is my pedagogic method for young people born in the internet-age, based on the big concept of structuring time into specific 'Sprint' periods, punctuated by collaborative reflection:
Within-lesson: Pomodoro-technique ⏳ for focussed solo work is used to bring structure to a lesson:
25m 20m sprints, with option to break focus to ask for tutor guidance (not spoon-feeding) after 5m solo effortBetween-lessons: 🗓 grouped into distinct topic focusses, which are assessed or reviewed before moving on as soon as possible
During my Fulbright Scholarship, I saw software engineers in Silicon Valley tech start-ups use both principles to learn fast in an applied environment & co-ordinate effectively over time. Good pedagogy is a collaborative exercise in experimental learning, not rote spoon-feeding.

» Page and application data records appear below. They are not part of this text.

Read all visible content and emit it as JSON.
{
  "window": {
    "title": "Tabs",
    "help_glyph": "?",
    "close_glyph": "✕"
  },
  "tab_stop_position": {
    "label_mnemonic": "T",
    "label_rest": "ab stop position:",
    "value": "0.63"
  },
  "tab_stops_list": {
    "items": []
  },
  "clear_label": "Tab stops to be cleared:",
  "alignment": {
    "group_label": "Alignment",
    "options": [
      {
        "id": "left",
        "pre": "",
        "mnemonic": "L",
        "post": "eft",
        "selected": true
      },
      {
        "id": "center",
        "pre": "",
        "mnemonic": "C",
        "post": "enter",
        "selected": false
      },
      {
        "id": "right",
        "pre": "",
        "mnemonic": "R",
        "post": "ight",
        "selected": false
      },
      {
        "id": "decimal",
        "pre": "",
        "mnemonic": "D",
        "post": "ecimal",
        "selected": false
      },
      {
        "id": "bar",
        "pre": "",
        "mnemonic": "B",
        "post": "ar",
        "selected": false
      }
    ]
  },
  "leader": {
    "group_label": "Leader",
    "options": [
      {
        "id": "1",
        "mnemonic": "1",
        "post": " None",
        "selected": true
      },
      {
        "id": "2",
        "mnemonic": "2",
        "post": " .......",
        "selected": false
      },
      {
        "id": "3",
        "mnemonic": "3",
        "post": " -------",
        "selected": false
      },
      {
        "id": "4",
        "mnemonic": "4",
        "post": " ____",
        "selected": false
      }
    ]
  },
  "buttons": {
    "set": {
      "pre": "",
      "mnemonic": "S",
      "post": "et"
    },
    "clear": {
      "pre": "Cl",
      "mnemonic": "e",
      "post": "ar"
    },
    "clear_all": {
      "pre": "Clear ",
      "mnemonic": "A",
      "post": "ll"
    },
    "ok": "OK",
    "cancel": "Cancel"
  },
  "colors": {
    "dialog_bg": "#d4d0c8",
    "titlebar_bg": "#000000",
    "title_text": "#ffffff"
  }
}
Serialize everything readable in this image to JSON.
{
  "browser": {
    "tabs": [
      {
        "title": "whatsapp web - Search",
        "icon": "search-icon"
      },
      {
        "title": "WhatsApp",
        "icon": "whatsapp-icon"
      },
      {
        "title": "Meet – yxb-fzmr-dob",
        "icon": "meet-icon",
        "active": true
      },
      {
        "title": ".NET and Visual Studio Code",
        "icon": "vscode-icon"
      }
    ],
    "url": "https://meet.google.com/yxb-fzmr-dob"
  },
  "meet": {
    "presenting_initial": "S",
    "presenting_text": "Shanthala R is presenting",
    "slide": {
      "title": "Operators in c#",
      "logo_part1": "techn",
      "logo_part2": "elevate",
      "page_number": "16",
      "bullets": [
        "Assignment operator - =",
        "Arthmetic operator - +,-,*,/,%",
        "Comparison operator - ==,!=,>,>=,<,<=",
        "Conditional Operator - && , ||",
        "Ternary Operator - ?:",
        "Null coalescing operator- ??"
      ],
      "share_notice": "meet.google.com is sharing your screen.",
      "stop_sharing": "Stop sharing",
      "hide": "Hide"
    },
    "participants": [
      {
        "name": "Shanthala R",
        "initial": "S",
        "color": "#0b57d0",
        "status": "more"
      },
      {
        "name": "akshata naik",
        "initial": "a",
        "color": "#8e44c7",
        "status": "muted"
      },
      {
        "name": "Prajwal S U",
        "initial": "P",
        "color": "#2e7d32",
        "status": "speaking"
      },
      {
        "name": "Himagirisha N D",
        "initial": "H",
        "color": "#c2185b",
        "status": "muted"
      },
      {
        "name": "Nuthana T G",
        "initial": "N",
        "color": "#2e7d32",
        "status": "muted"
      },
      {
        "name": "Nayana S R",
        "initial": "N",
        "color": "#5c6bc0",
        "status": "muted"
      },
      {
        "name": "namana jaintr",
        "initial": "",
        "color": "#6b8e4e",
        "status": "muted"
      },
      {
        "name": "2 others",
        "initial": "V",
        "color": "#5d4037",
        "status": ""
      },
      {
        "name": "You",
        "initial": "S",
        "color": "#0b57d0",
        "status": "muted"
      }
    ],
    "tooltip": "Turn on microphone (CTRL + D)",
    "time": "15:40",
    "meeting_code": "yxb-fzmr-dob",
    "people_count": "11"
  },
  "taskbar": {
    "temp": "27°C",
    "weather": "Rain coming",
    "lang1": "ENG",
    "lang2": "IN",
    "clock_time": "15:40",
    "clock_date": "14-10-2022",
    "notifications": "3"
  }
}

Students are encouraged to seek out internet resources, unless specifically revising for a legacy (internet-free) exam setting.
Find out more about the approach on this archived site from when I was toying with launching a scalable venture around the idea when it was shortlisted for Oxford Foundry's Covid-19 Rapid Solutions Builder Fund.
I'm back to using the methodology for my limited 1:1 clientele and occassional small-group revision classes/summer-schools, to help them not only learn faster using online resources, but also learn tools for more self-reliance in future.
Students consistently love it: read on for their feedback!